## [Task requirements]
Please return the lines of the data that contain "name".

## [Entries supplied]
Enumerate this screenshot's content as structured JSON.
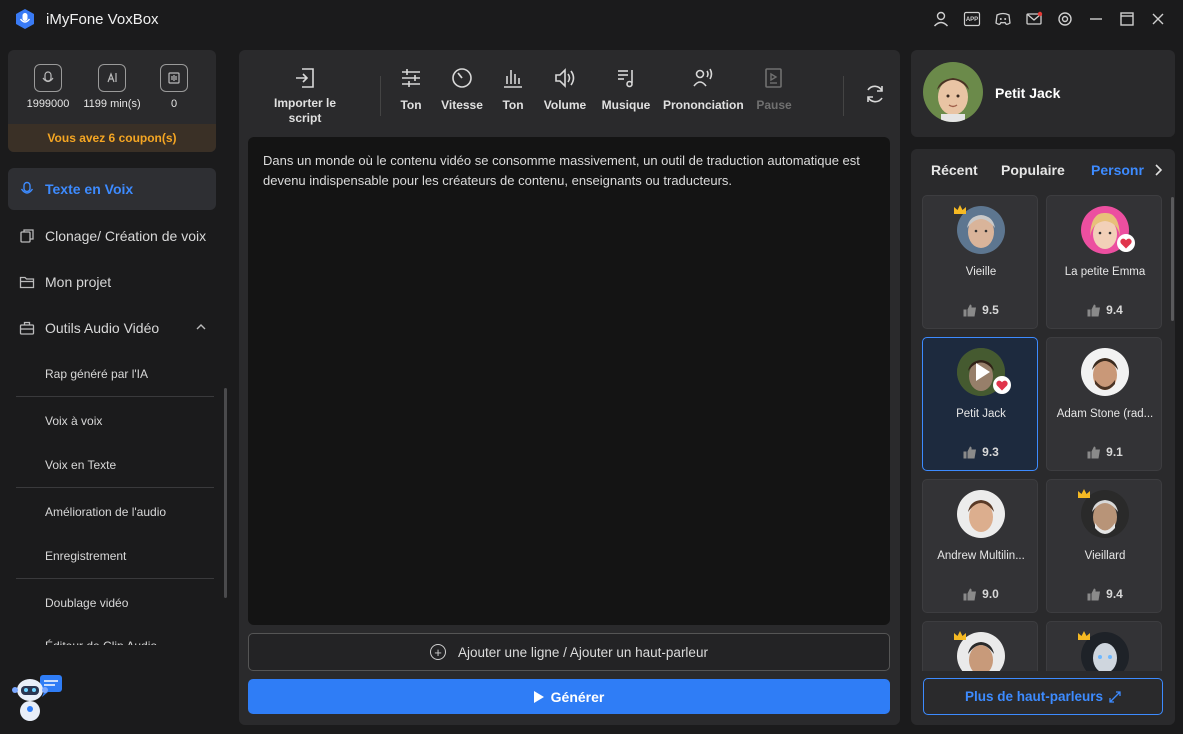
{
  "app": {
    "title": "iMyFone VoxBox"
  },
  "titlebar": {
    "icons": [
      "user-icon",
      "app-icon",
      "discord-icon",
      "mail-icon",
      "settings-icon",
      "minimize-icon",
      "maximize-icon",
      "close-icon"
    ],
    "app_label": "APP"
  },
  "stats": {
    "chars": "1999000",
    "minutes": "1199 min(s)",
    "count": "0",
    "coupon": "Vous avez 6 coupon(s)"
  },
  "nav": {
    "tts": "Texte en Voix",
    "clone": "Clonage/ Création de voix",
    "project": "Mon projet",
    "tools": "Outils Audio Vidéo"
  },
  "subnav": [
    "Rap généré par l'IA",
    "Voix à voix",
    "Voix en Texte",
    "Amélioration de l'audio",
    "Enregistrement",
    "Doublage vidéo",
    "Éditeur de Clip Audio"
  ],
  "toolbar": {
    "import_line1": "Importer le",
    "import_line2": "script",
    "ton1": "Ton",
    "vitesse": "Vitesse",
    "ton2": "Ton",
    "volume": "Volume",
    "musique": "Musique",
    "prononciation": "Prononciation",
    "pause": "Pause"
  },
  "editor": {
    "text": "Dans un monde où le contenu vidéo se consomme massivement, un outil de traduction automatique est devenu indispensable pour les créateurs de contenu, enseignants ou traducteurs."
  },
  "actions": {
    "add_line": "Ajouter une ligne / Ajouter un haut-parleur",
    "generate": "Générer"
  },
  "speaker": {
    "name": "Petit Jack"
  },
  "tabs": {
    "recent": "Récent",
    "popular": "Populaire",
    "personal": "Personr"
  },
  "voices": [
    {
      "name": "Vieille",
      "score": "9.5"
    },
    {
      "name": "La petite Emma",
      "score": "9.4"
    },
    {
      "name": "Petit Jack",
      "score": "9.3"
    },
    {
      "name": "Adam Stone (rad...",
      "score": "9.1"
    },
    {
      "name": "Andrew Multilin...",
      "score": "9.0"
    },
    {
      "name": "Vieillard",
      "score": "9.4"
    },
    {
      "name": "",
      "score": ""
    },
    {
      "name": "",
      "score": ""
    }
  ],
  "more": {
    "label": "Plus de haut-parleurs"
  },
  "colors": {
    "accent": "#3d8bff",
    "coupon": "#f5a623",
    "generate": "#2f7df6"
  }
}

## [Answer space]
    "name": "Petit Jack"
      "name": "Vieille",
      "name": "La petite Emma",
      "name": "Petit Jack",
      "name": "Adam Stone (rad...",
      "name": "Andrew Multilin...",
      "name": "Vieillard",
      "name": "",
      "name": "",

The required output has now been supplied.